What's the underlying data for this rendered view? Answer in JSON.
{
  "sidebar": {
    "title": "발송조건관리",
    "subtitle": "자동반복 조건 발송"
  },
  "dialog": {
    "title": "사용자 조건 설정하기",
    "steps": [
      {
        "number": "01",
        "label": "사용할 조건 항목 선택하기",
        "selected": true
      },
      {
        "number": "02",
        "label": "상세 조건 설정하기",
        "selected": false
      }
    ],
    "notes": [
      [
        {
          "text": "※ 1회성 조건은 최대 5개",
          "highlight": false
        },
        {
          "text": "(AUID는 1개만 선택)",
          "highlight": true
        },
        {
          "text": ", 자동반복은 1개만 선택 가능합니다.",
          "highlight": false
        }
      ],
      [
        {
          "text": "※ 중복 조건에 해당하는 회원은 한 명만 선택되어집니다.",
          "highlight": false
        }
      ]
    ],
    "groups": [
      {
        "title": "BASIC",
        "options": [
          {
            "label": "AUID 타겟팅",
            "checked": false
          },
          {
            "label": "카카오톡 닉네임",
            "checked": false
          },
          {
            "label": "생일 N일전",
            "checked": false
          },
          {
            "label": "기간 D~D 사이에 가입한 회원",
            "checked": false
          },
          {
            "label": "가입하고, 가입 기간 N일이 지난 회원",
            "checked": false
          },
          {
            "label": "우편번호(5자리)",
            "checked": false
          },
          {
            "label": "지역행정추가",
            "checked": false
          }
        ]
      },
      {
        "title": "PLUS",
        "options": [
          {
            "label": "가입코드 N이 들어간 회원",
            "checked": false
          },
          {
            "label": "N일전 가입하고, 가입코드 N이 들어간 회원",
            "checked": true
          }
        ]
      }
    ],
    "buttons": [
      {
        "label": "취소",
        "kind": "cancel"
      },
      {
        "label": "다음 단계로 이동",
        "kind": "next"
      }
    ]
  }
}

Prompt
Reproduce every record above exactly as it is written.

Exercise response
What's the underlying data for this rendered view? Answer in JSON.
{
  "sidebar": {
    "title": "발송조건관리",
    "subtitle": "자동반복 조건 발송"
  },
  "dialog": {
    "title": "사용자 조건 설정하기",
    "steps": [
      {
        "number": "01",
        "label": "사용할 조건 항목 선택하기",
        "selected": true
      },
      {
        "number": "02",
        "label": "상세 조건 설정하기",
        "selected": false
      }
    ],
    "notes": [
      [
        {
          "text": "※ 1회성 조건은 최대 5개",
          "highlight": false
        },
        {
          "text": "(AUID는 1개만 선택)",
          "highlight": true
        },
        {
          "text": ", 자동반복은 1개만 선택 가능합니다.",
          "highlight": false
        }
      ],
      [
        {
          "text": "※ 중복 조건에 해당하는 회원은 한 명만 선택되어집니다.",
          "highlight": false
        }
      ]
    ],
    "groups": [
      {
        "title": "BASIC",
        "options": [
          {
            "label": "AUID 타겟팅",
            "checked": false
          },
          {
            "label": "카카오톡 닉네임",
            "checked": false
          },
          {
            "label": "생일 N일전",
            "checked": false
          },
          {
            "label": "기간 D~D 사이에 가입한 회원",
            "checked": false
          },
          {
            "label": "가입하고, 가입 기간 N일이 지난 회원",
            "checked": false
          },
          {
            "label": "우편번호(5자리)",
            "checked": false
          },
          {
            "label": "지역행정추가",
            "checked": false
          }
        ]
      },
      {
        "title": "PLUS",
        "options": [
          {
            "label": "가입코드 N이 들어간 회원",
            "checked": false
          },
          {
            "label": "N일전 가입하고, 가입코드 N이 들어간 회원",
            "checked": true
          }
        ]
      }
    ],
    "buttons": [
      {
        "label": "취소",
        "kind": "cancel"
      },
      {
        "label": "다음 단계로 이동",
        "kind": "next"
      }
    ]
  }
}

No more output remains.